Items from an interface collection
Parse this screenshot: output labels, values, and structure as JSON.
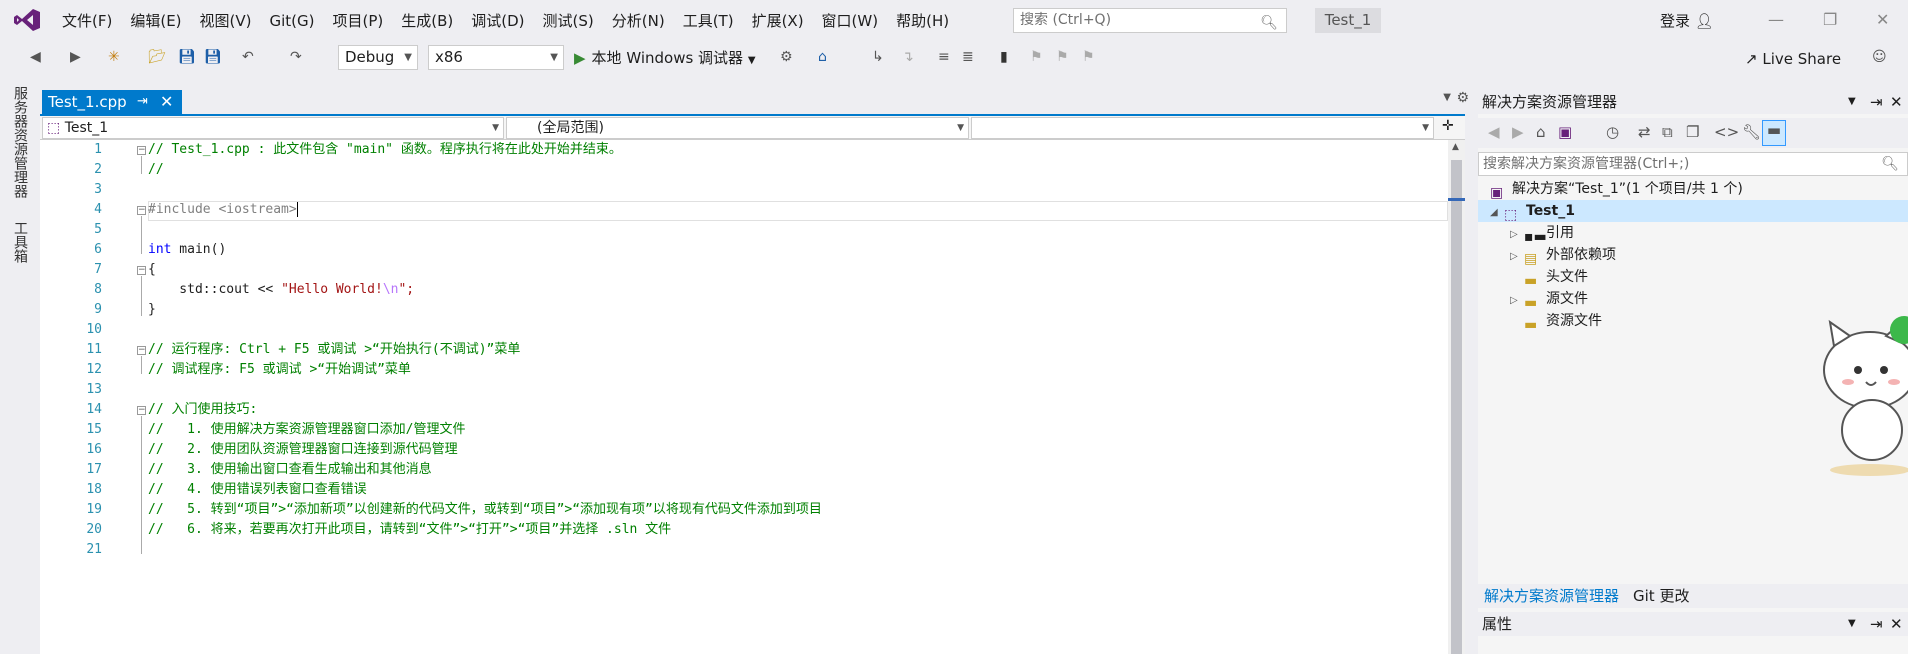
{
  "menu": [
    "文件(F)",
    "编辑(E)",
    "视图(V)",
    "Git(G)",
    "项目(P)",
    "生成(B)",
    "调试(D)",
    "测试(S)",
    "分析(N)",
    "工具(T)",
    "扩展(X)",
    "窗口(W)",
    "帮助(H)"
  ],
  "search": {
    "placeholder": "搜索 (Ctrl+Q)"
  },
  "project_badge": "Test_1",
  "login": "登录",
  "toolbar": {
    "config": "Debug",
    "platform": "x86",
    "run_label": "本地 Windows 调试器",
    "live_share": "Live Share"
  },
  "left_tabs": [
    "服务器资源管理器",
    "工具箱"
  ],
  "doc_tab": {
    "label": "Test_1.cpp"
  },
  "nav": {
    "project": "Test_1",
    "scope": "(全局范围)",
    "member": ""
  },
  "line_numbers": [
    "1",
    "2",
    "3",
    "4",
    "5",
    "6",
    "7",
    "8",
    "9",
    "10",
    "11",
    "12",
    "13",
    "14",
    "15",
    "16",
    "17",
    "18",
    "19",
    "20",
    "21"
  ],
  "code": {
    "l1": "// Test_1.cpp : 此文件包含 \"main\" 函数。程序执行将在此处开始并结束。",
    "l2": "//",
    "l4": "#include <iostream>",
    "l6_kw": "int",
    "l6_rest": " main()",
    "l7": "{",
    "l8_a": "    std::cout << ",
    "l8_str": "\"Hello World!",
    "l8_esc": "\\n",
    "l8_end": "\";",
    "l9": "}",
    "l11": "// 运行程序: Ctrl + F5 或调试 >“开始执行(不调试)”菜单",
    "l12": "// 调试程序: F5 或调试 >“开始调试”菜单",
    "l14": "// 入门使用技巧:",
    "l15": "//   1. 使用解决方案资源管理器窗口添加/管理文件",
    "l16": "//   2. 使用团队资源管理器窗口连接到源代码管理",
    "l17": "//   3. 使用输出窗口查看生成输出和其他消息",
    "l18": "//   4. 使用错误列表窗口查看错误",
    "l19": "//   5. 转到“项目”>“添加新项”以创建新的代码文件，或转到“项目”>“添加现有项”以将现有代码文件添加到项目",
    "l20": "//   6. 将来，若要再次打开此项目，请转到“文件”>“打开”>“项目”并选择 .sln 文件"
  },
  "solution_explorer": {
    "title": "解决方案资源管理器",
    "search_placeholder": "搜索解决方案资源管理器(Ctrl+;)",
    "solution": "解决方案“Test_1”(1 个项目/共 1 个)",
    "project": "Test_1",
    "nodes": [
      "引用",
      "外部依赖项",
      "头文件",
      "源文件",
      "资源文件"
    ],
    "tabs": [
      "解决方案资源管理器",
      "Git 更改"
    ]
  },
  "properties": {
    "title": "属性"
  }
}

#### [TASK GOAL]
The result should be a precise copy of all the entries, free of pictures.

#### [OUTPUT OF THE EXERCISE]
Parse this screenshot: output labels, values, and structure as JSON.
{
  "menu": [
    "文件(F)",
    "编辑(E)",
    "视图(V)",
    "Git(G)",
    "项目(P)",
    "生成(B)",
    "调试(D)",
    "测试(S)",
    "分析(N)",
    "工具(T)",
    "扩展(X)",
    "窗口(W)",
    "帮助(H)"
  ],
  "search": {
    "placeholder": "搜索 (Ctrl+Q)"
  },
  "project_badge": "Test_1",
  "login": "登录",
  "toolbar": {
    "config": "Debug",
    "platform": "x86",
    "run_label": "本地 Windows 调试器",
    "live_share": "Live Share"
  },
  "left_tabs": [
    "服务器资源管理器",
    "工具箱"
  ],
  "doc_tab": {
    "label": "Test_1.cpp"
  },
  "nav": {
    "project": "Test_1",
    "scope": "(全局范围)",
    "member": ""
  },
  "line_numbers": [
    "1",
    "2",
    "3",
    "4",
    "5",
    "6",
    "7",
    "8",
    "9",
    "10",
    "11",
    "12",
    "13",
    "14",
    "15",
    "16",
    "17",
    "18",
    "19",
    "20",
    "21"
  ],
  "code": {
    "l1": "// Test_1.cpp : 此文件包含 \"main\" 函数。程序执行将在此处开始并结束。",
    "l2": "//",
    "l4": "#include <iostream>",
    "l6_kw": "int",
    "l6_rest": " main()",
    "l7": "{",
    "l8_a": "    std::cout << ",
    "l8_str": "\"Hello World!",
    "l8_esc": "\\n",
    "l8_end": "\";",
    "l9": "}",
    "l11": "// 运行程序: Ctrl + F5 或调试 >“开始执行(不调试)”菜单",
    "l12": "// 调试程序: F5 或调试 >“开始调试”菜单",
    "l14": "// 入门使用技巧:",
    "l15": "//   1. 使用解决方案资源管理器窗口添加/管理文件",
    "l16": "//   2. 使用团队资源管理器窗口连接到源代码管理",
    "l17": "//   3. 使用输出窗口查看生成输出和其他消息",
    "l18": "//   4. 使用错误列表窗口查看错误",
    "l19": "//   5. 转到“项目”>“添加新项”以创建新的代码文件，或转到“项目”>“添加现有项”以将现有代码文件添加到项目",
    "l20": "//   6. 将来，若要再次打开此项目，请转到“文件”>“打开”>“项目”并选择 .sln 文件"
  },
  "solution_explorer": {
    "title": "解决方案资源管理器",
    "search_placeholder": "搜索解决方案资源管理器(Ctrl+;)",
    "solution": "解决方案“Test_1”(1 个项目/共 1 个)",
    "project": "Test_1",
    "nodes": [
      "引用",
      "外部依赖项",
      "头文件",
      "源文件",
      "资源文件"
    ],
    "tabs": [
      "解决方案资源管理器",
      "Git 更改"
    ]
  },
  "properties": {
    "title": "属性"
  }
}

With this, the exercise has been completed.